  12. New Daddy

    New Daddy Mu-43 Regular

    193
    Jan 24, 2011
    You are missing my point. The M mode in the Panasonic m4/3s is fully manual as it is now. Adding an auto ISO option in the M mode does not make it non-manual.

    If you think about the film days, you were stuck with the same roll of film and were only able to adjust the shutter and aperture in the M mode. Is using an auto-ISO in the M mode so different from that, in the sense that you are only adjusting the shuter and aperture, in the full manual mode?

    According to the answers that I got from a similar but different question, Nikon only introduced M-mode auto ISO recently, so the industry may be moving towards it in the long run.

    Is auto-ISO in M mode available in 2nd generation Panasonics?: Micro Four Thirds Talk Forum: Digital Photography Review
     
  13. ~tc~

    ~tc~ Mu-43 Hall of Famer

    Oct 22, 2010
    Houston, TX
    No, you chose the ISO when you loaded the roll of film, in that sense, it was full manual.
     
  14. thomphoto

    thomphoto New to Mu-43

    3
    Jan 9, 2011
    Owensboro, KY
    If you used auto ISO, you defeat the whole purpose of manual, in that the camera is still setting the final exposure, not you. I don't see any way to figure otherwise.
     
  15. pictor

    pictor Mu-43 Top Veteran

    635
    Jul 17, 2010
    There are several people who have explained this in this thread. It is always "great" to see someone posting something which reveals, that the poster is completely ignorant to all posts which have been written before.

    But again: Exposure consists of three parameters: aperture, shutter speed, and ISO. If you want fully manual control over exposure, you will have to set all three parameters manually. If you don't set all of them, the camera will set the missing parameters automatically. That's exactly what auto exposure modes are for.
     
  16. pictor

    pictor Mu-43 Top Veteran

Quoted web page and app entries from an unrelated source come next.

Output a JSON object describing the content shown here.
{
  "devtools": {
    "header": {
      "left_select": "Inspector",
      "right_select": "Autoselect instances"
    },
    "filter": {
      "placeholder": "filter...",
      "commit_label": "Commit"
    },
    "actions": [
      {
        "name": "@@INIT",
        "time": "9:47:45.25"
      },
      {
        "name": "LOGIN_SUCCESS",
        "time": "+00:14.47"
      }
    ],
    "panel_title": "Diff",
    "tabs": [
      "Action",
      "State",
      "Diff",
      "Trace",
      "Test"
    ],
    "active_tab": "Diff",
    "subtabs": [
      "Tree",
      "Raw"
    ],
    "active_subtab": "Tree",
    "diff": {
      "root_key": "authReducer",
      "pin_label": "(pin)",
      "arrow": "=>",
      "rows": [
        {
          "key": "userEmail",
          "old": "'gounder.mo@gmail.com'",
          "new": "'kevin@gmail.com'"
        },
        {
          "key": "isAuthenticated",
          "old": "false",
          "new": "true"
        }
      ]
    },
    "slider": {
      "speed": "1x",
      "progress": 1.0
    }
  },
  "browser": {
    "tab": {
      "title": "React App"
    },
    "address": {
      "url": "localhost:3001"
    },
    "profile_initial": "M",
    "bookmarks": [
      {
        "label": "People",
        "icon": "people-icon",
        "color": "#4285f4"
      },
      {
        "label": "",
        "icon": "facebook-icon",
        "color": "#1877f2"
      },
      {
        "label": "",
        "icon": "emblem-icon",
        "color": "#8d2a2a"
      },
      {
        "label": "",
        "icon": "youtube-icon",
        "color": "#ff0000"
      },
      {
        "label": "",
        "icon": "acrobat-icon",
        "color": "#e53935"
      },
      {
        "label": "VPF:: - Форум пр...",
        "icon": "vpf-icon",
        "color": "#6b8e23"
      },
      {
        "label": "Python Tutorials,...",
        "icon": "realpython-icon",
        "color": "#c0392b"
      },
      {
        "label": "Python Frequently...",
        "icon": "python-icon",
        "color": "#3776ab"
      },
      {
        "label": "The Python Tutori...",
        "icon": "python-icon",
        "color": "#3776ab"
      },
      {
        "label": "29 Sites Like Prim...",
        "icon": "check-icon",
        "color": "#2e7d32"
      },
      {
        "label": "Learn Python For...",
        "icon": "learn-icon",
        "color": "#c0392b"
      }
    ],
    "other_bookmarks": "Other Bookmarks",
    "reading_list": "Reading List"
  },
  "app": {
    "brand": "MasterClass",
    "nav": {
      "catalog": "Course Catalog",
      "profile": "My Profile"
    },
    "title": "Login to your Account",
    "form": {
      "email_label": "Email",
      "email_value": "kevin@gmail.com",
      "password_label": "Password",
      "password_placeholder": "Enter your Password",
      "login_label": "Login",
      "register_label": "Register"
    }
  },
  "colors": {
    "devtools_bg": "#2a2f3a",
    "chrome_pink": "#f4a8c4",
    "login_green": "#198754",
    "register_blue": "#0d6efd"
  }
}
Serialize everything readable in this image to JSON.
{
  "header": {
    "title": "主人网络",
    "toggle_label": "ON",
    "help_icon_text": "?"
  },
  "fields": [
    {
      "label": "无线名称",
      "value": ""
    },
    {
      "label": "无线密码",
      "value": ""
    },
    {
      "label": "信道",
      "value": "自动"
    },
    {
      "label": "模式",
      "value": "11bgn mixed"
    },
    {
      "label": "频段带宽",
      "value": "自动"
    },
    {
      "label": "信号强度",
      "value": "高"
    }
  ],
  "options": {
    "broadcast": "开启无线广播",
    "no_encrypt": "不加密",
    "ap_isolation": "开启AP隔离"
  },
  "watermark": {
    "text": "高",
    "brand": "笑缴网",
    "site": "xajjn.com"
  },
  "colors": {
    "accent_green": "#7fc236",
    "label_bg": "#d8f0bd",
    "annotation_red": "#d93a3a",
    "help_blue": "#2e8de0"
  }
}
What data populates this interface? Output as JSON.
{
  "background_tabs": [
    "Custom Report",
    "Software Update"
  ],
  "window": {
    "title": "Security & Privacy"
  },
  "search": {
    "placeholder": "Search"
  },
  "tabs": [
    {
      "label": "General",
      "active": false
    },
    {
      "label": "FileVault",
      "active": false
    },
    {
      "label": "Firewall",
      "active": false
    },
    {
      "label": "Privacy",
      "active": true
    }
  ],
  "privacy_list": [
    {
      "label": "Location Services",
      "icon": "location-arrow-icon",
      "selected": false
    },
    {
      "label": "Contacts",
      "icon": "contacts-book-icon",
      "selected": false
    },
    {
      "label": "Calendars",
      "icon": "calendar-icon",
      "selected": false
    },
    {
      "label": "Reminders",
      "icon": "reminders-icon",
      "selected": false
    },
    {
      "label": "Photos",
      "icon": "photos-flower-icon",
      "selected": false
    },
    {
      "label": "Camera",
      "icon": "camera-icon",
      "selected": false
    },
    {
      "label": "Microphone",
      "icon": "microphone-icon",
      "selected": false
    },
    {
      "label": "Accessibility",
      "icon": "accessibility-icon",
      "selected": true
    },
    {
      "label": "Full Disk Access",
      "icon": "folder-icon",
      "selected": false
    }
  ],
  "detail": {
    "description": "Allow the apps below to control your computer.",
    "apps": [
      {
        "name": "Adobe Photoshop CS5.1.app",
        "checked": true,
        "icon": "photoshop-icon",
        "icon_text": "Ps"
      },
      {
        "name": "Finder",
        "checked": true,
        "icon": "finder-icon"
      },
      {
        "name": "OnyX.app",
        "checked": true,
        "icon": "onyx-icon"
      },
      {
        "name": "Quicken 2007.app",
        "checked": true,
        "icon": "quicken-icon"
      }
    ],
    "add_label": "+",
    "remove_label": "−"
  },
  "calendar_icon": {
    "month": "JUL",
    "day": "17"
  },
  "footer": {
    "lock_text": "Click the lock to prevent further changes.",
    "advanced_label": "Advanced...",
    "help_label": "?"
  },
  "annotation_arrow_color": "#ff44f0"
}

    635
    Jul 17, 2010
    With auto ISO being set, at least all Nikon DSLRs set ISO in manual mode automatically. This was the case with my D90 and this is the case for all high end bodies of Nikon, too, since a lot of sport photographers use auto ISO in manual mode. AFAIK, Canon does the same, since this mode is so important for Sports photographers. Olympus lets the photographer choose, if auto ISO should mean auto ISO in manual mode (I don't know, which ISO will be set, if one does not activate auto ISO in manual mode - maybe base ISO, but that's only a guess). But I have written more about this in posting #8.
     
  17. DanGuy48

    DanGuy48 Mu-43 Regular

    No, I'm not missing your point, I'm disagreeing with it. As you say, in film days, you had your Kodachome 25, set you set the camera controls and exposed for that. That to me is manual photography. Having the camera sliding gain on the chip is not manual to me. I have no problem with the option itself, only that it should not then be called manual, IMHO. Panasonic has a true manual.
     
    • Like Like x 1
  18. joele

    joele Mu-43 Regular

    161
    Dec 12, 2010
    Melbourne, Australia
    ^^^ Agreed if they put it in it should be called something different like Pentax did (TAv)